where is the average power of the signal, noise and distortion components. SINAD is usually expressed in dB and is quoted alongside the receiver RF sensitivity, to give a quantitative evaluation of the receiver sensitivity. Note that with this definition, unlike SNR, a SINAD reading can never be less than 1 (i.e. it is always positive when quoted in dB).

When calculating the distortion, it is common to exclude the DC components.[1]

1. The ratio of (a) total received power, i.e., the signal to (b) the noise-plus-distortion power. This is modeled by the equation above.
2. The ratio of (a) the power of original modulating audio signal, i.e., from a modulated radio-frequency carrier to (b) the residual audio power, i.e., noise-plus-distortion powers remaining after the original modulating audio signal is removed. With this definition, it is possible to have a SINAD level less than one. This definition is used in the calculation of ENOB for an ADC.[2]
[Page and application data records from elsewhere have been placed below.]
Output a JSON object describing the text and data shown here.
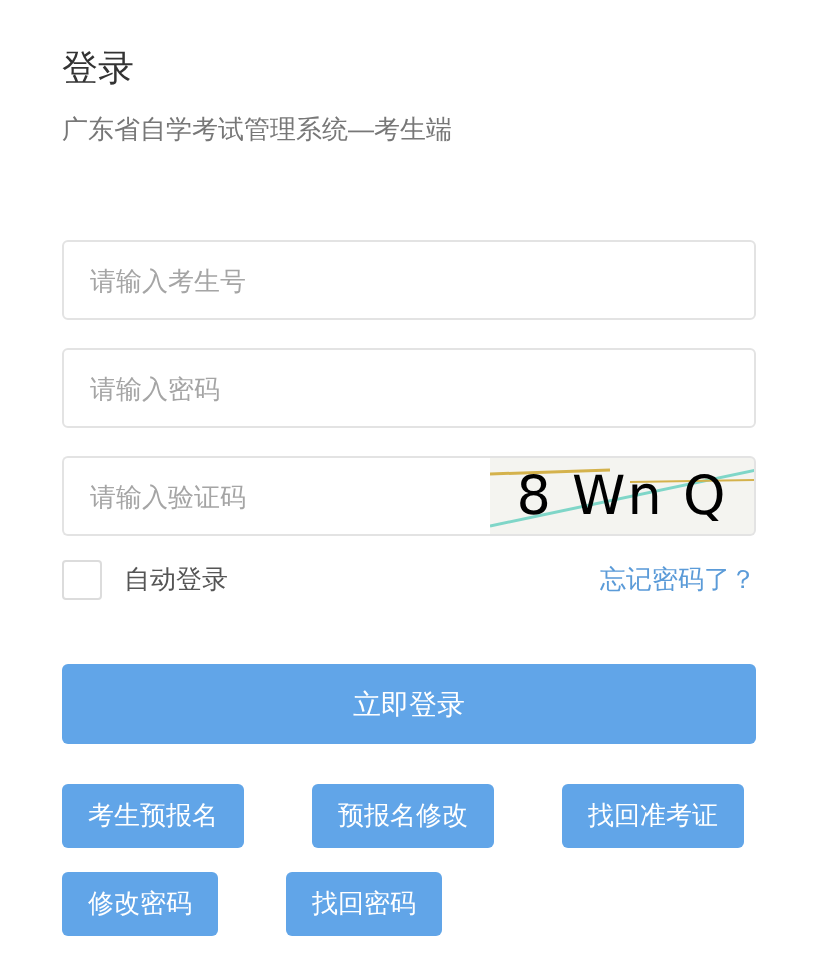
{
  "title": "登录",
  "subtitle": "广东省自学考试管理系统—考生端",
  "fields": [
    {
      "placeholder": "请输入考生号",
      "kind": "text"
    },
    {
      "placeholder": "请输入密码",
      "kind": "password"
    },
    {
      "placeholder": "请输入验证码",
      "kind": "captcha",
      "captcha_text": "8 Wn Q"
    }
  ],
  "auto_login": {
    "label": "自动登录",
    "checked": false
  },
  "forgot_link": "忘记密码了？",
  "login_button": "立即登录",
  "action_buttons": [
    [
      "考生预报名",
      "预报名修改",
      "找回准考证"
    ],
    [
      "修改密码",
      "找回密码"
    ]
  ]
}
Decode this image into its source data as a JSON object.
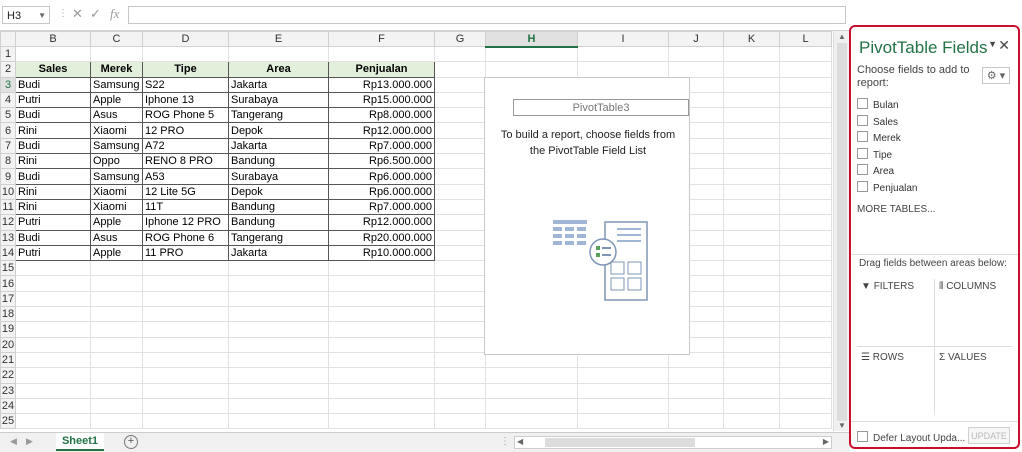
{
  "formula_bar": {
    "name_box": "H3",
    "cancel_icon": "✕",
    "enter_icon": "✓",
    "fx_label": "fx",
    "formula": ""
  },
  "columns": [
    "B",
    "C",
    "D",
    "E",
    "F",
    "G",
    "H",
    "I",
    "J",
    "K",
    "L"
  ],
  "rows": [
    "1",
    "2",
    "3",
    "4",
    "5",
    "6",
    "7",
    "8",
    "9",
    "10",
    "11",
    "12",
    "13",
    "14",
    "15",
    "16",
    "17",
    "18",
    "19",
    "20",
    "21",
    "22",
    "23",
    "24",
    "25"
  ],
  "table": {
    "headers": [
      "Sales",
      "Merek",
      "Tipe",
      "Area",
      "Penjualan"
    ],
    "data": [
      [
        "Budi",
        "Samsung",
        "S22",
        "Jakarta",
        "Rp13.000.000"
      ],
      [
        "Putri",
        "Apple",
        "Iphone 13",
        "Surabaya",
        "Rp15.000.000"
      ],
      [
        "Budi",
        "Asus",
        "ROG Phone 5",
        "Tangerang",
        "Rp8.000.000"
      ],
      [
        "Rini",
        "Xiaomi",
        "12 PRO",
        "Depok",
        "Rp12.000.000"
      ],
      [
        "Budi",
        "Samsung",
        "A72",
        "Jakarta",
        "Rp7.000.000"
      ],
      [
        "Rini",
        "Oppo",
        "RENO 8 PRO",
        "Bandung",
        "Rp6.500.000"
      ],
      [
        "Budi",
        "Samsung",
        "A53",
        "Surabaya",
        "Rp6.000.000"
      ],
      [
        "Rini",
        "Xiaomi",
        "12 Lite 5G",
        "Depok",
        "Rp6.000.000"
      ],
      [
        "Rini",
        "Xiaomi",
        "11T",
        "Bandung",
        "Rp7.000.000"
      ],
      [
        "Putri",
        "Apple",
        "Iphone 12 PRO",
        "Bandung",
        "Rp12.000.000"
      ],
      [
        "Budi",
        "Asus",
        "ROG Phone 6",
        "Tangerang",
        "Rp20.000.000"
      ],
      [
        "Putri",
        "Apple",
        "11 PRO",
        "Jakarta",
        "Rp10.000.000"
      ]
    ]
  },
  "pivot_placeholder": {
    "name": "PivotTable3",
    "message": "To build a report, choose fields from the PivotTable Field List"
  },
  "sheet_tab": "Sheet1",
  "panel": {
    "title": "PivotTable Fields",
    "choose_label": "Choose fields to add to report:",
    "fields": [
      "Bulan",
      "Sales",
      "Merek",
      "Tipe",
      "Area",
      "Penjualan"
    ],
    "more_tables": "MORE TABLES...",
    "drag_label": "Drag fields between areas below:",
    "filters": "FILTERS",
    "columns": "COLUMNS",
    "rows": "ROWS",
    "values": "VALUES",
    "defer_label": "Defer Layout Upda...",
    "update_button": "UPDATE"
  },
  "colors": {
    "accent": "#217346",
    "header_fill": "#e2efda",
    "panel_border": "#c8102e"
  }
}
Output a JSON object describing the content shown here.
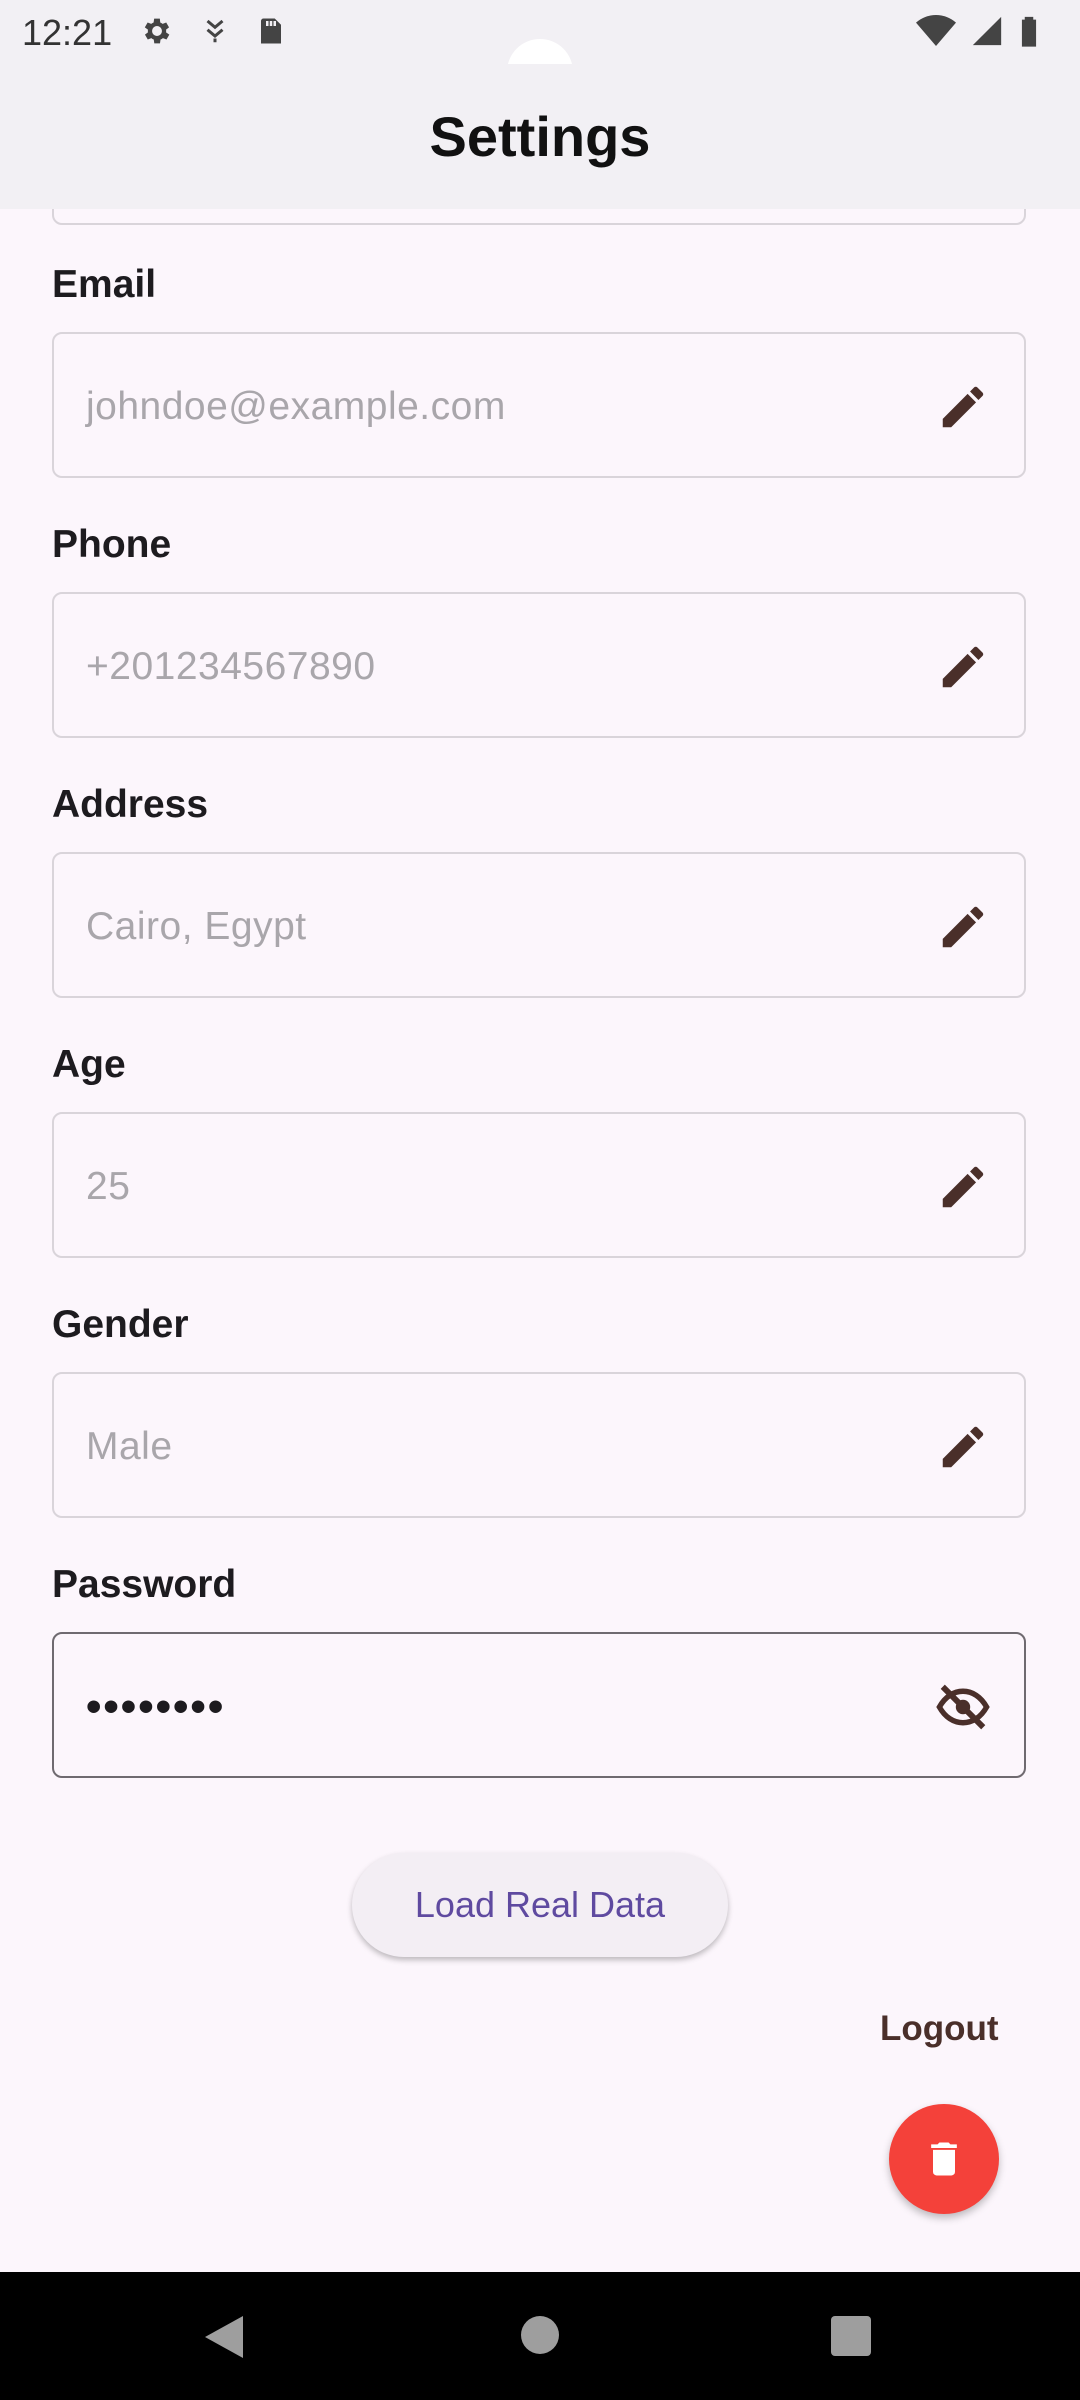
{
  "status_bar": {
    "time": "12:21",
    "left_icons": [
      "settings-gear-icon",
      "download-icon",
      "sd-card-icon"
    ],
    "right_icons": [
      "wifi-icon",
      "signal-icon",
      "battery-icon"
    ]
  },
  "app_bar": {
    "title": "Settings"
  },
  "fields": [
    {
      "label": "Email",
      "value": "johndoe@example.com",
      "icon": "edit-pencil-icon"
    },
    {
      "label": "Phone",
      "value": "+201234567890",
      "icon": "edit-pencil-icon"
    },
    {
      "label": "Address",
      "value": "Cairo, Egypt",
      "icon": "edit-pencil-icon"
    },
    {
      "label": "Age",
      "value": "25",
      "icon": "edit-pencil-icon"
    },
    {
      "label": "Gender",
      "value": "Male",
      "icon": "edit-pencil-icon"
    },
    {
      "label": "Password",
      "value": "••••••••",
      "icon": "visibility-off-icon"
    }
  ],
  "actions": {
    "load_label": "Load Real Data",
    "logout_label": "Logout",
    "delete_icon": "trash-icon"
  },
  "colors": {
    "background": "#fcf6fc",
    "app_bar": "#f2f0f4",
    "accent_text": "#5f4aa0",
    "fab": "#f4413a",
    "icon": "#4a2f2a"
  },
  "nav": [
    "back-icon",
    "home-icon",
    "recents-icon"
  ]
}
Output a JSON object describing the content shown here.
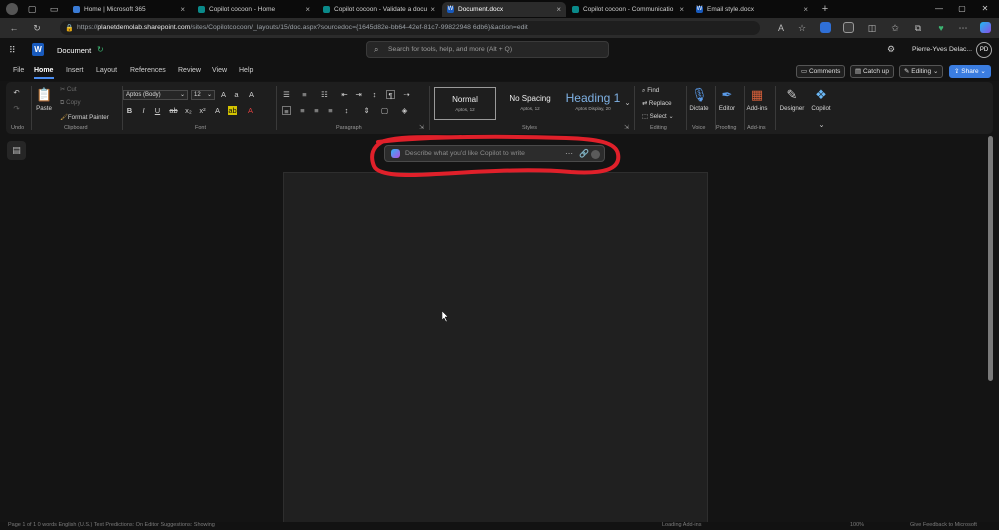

Regardless of the exact definition, it is always true that a lower SINAD value means worse performance of the system. As the received RF signal becomes weaker, it becomes progressively lost in the noise and distortion generated by receiver, demodulation and audio output drive circuits. By convention, the minimal acceptable SINAD level that will not swamp intelligible speech is 12 dB for a narrow-band FM voice radio system.

A typical example, quoted from a commercial hand held VHF or UHF radio, might be:

This is stating that the receiver will produce intelligible speech with a signal at its input as low as 0.25 μV. Radio receiver designers will test the product in a laboratory using a procedure, which is typically as follows:

• With no signal present on the input, the noise and distortion of the receiver are measured at a convenient level.
• A signal is applied to the input such that the output increases by 12 dB.
• The level of the signal needed to produce this is noted. In this case, it was found to be 0.25 microvolts.

According to the radio designer, intelligible speech can be detected 12 dB above the receiver's noise floor (noise and distortion). Regardless of how accurate this output power is regarding intelligible speech, having a standard output SINAD allows easy comparison between radio receiver input sensitivities. This 0.25 μV value is typical for VHF commercial radio, while 0.35 μV is probably more typical for UHF. In the real world, lower SINAD values (more noise) can still result in intelligible speech, but it is tiresome work to listen to a voice in that much noise.